The U.N. High Commissioner for Human Rights, Michelle Bachelet, is calling for a moratorium on the sale and use of artificial intelligence systems, which she says pose a serious risk to human rights.
The High Commissioner's report, which will be submitted to the U.N. human rights council, provides an analysis of how advances in digital technologies are affecting people's human rights.
The report argues that artificial intelligence, or AI, can be a force for good, but also can be overly intrusive and have negative, even catastrophic, effects on people's right to privacy and other human rights.
Peggy Hicks, director of thematic engagement at the U.N. Human Rights Office, says AI systems can be faulty and have embedded biases. These, she says, can lead to discrimination that might jeopardize job prospects or welfare and social security benefits.

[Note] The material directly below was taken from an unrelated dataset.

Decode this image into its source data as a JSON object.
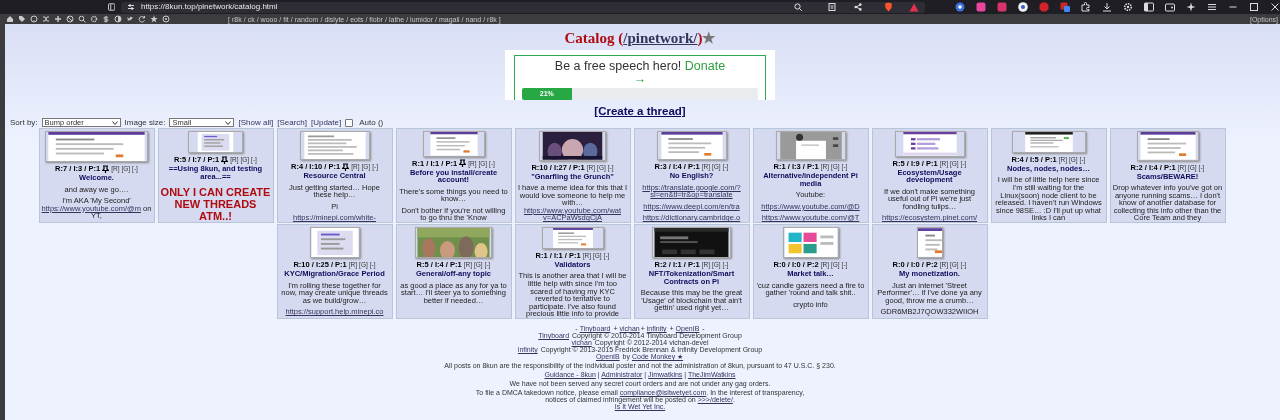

She says there are numerous cases of people being treated unjustly because of the faulty use of AI in law enforcement, national security, and criminal justice and border management areas.
"We see AI being used for profiling and suspect identification," she said. "Biometric technology, such as facial recognition and emotional recognition, are being used, including remotely in real time to identify people — with documented cases of erroneous identification and disproportionate impact on certain groups, often minorities.”
The report notes biometric technologies increasingly are being used by governments, international organizations, and technology companies to identify people in real time and from a distance. This potentially allows unlimited tracking of individuals.
Hicks says the High Commissioner specifically recommends a moratorium on the use of remote biometric recognition technology in public spaces given the serious threats to public freedoms associated with such surveillance.
"Without immediate and far-reaching shifts and how we address AI deployment and development, the existing harms will multiply at scale and with speed," she said. "And the worst part of it is, we will not even know the extent of the problem because there is so little transparency around artificial intelligence and its use.”
U.N. rights chief Bachelet says there needs to be much greater transparency by companies and states in how they are developing and using AI. She says the power of AI to serve people is undeniable, but so is its ability to invade their privacy and violate human rights on an enormous scale and with virtually no visibility.